The project published its report, “Cruel and Unusual: U.S. Sentencing Practices in a Global Context,” in May. The project found that the United States is among only 20 percent of countries around the world that utilize life without parole sentences; is among only 21 percent of countries around the world to issue uncapped consecutives sentences when there are multiple offenses from the same act; is one of only three federalist countries that allow successive prosecution of the same defendant by federal and state governments for the same crime; and is in the minority of countries (16 percent) that allow for children to be tried and sentenced as adults.

Since the publication of the report, which the Ford Foundation supported with a two-year grant in 2010, project researchers have participated in the John Jay College of Criminal Justice conference “Global Perspectives on Justice, Security, and Human Rights” and a National Association of Criminal Defense Lawyers conference.
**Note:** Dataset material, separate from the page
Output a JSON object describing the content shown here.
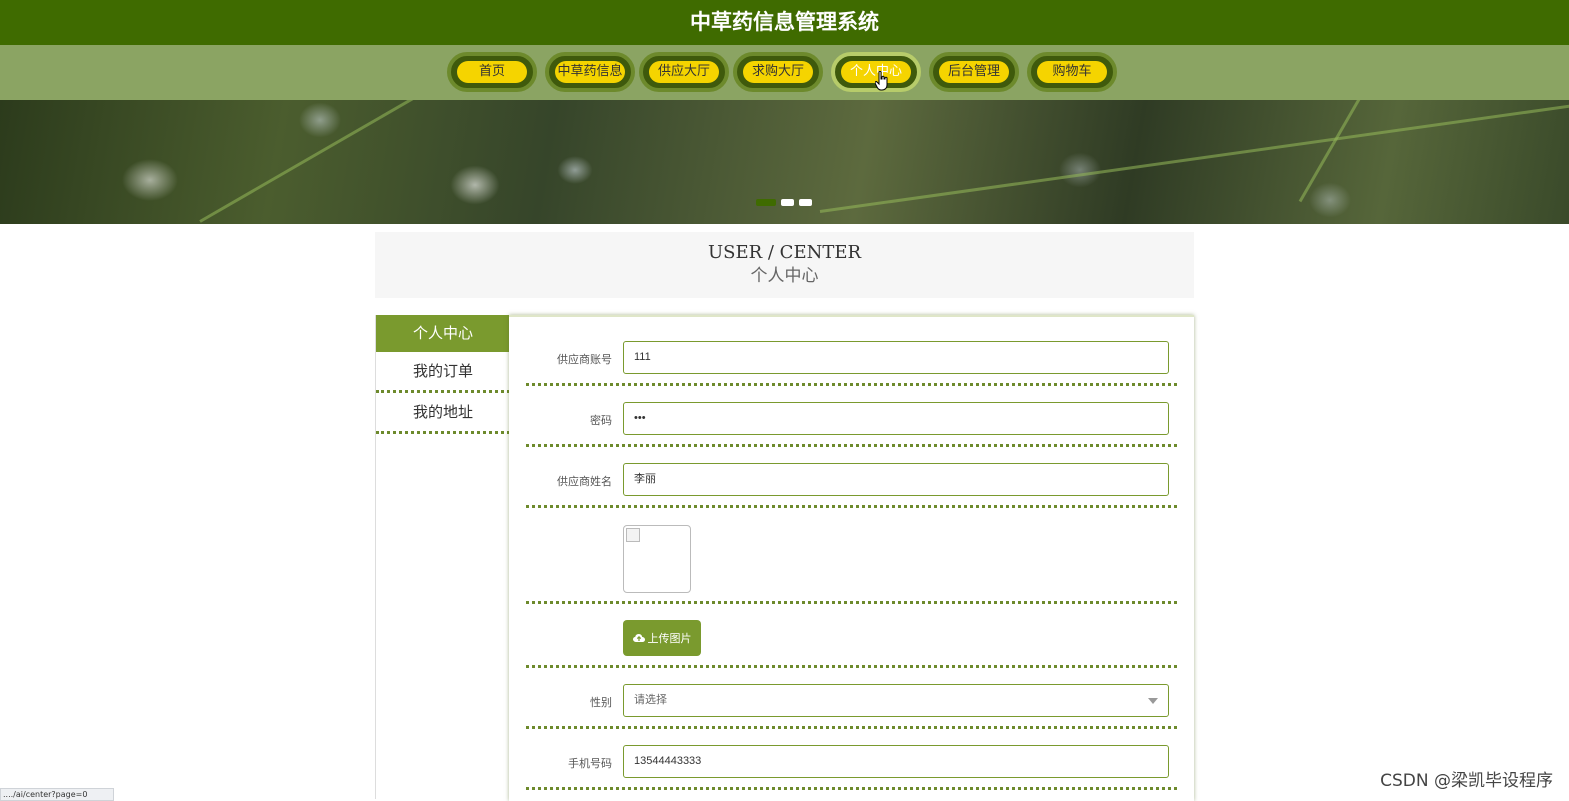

The project has also established relationships with Human Rights Watch, the American Civil Liberties Union, Amnesty International, The Sentencing Project, the San Francisco Sentencing Commission, and many other organizations focused on criminal justice reform.

“We’ve received a great response to our report,” Project Director Amanda Solter said. “It is clear that we’re covering new ground and that some of these major organizations are only just beginning to look at the issues that we wrote about.”

With an additional year of funding from the Ford Foundation, project researchers plan to continue their advocacy efforts, especially at the United Nations Human Rights Council and with other international organizations.

“The excessively punitive nature of criminal sentencing in the United States is at odds with its stated international human rights law obligations,” said Soo-Ryun Kwon, one of the project researchers. “These practices contradict not only these obligations but also what the vast majority or countries in the world have deemed to be just punishment for crimes.”

“Cruel and Unusual: U.S. Sentencing Practices in a Global Context” is available at www.usfca.edu/law/docs/criminalsentencing.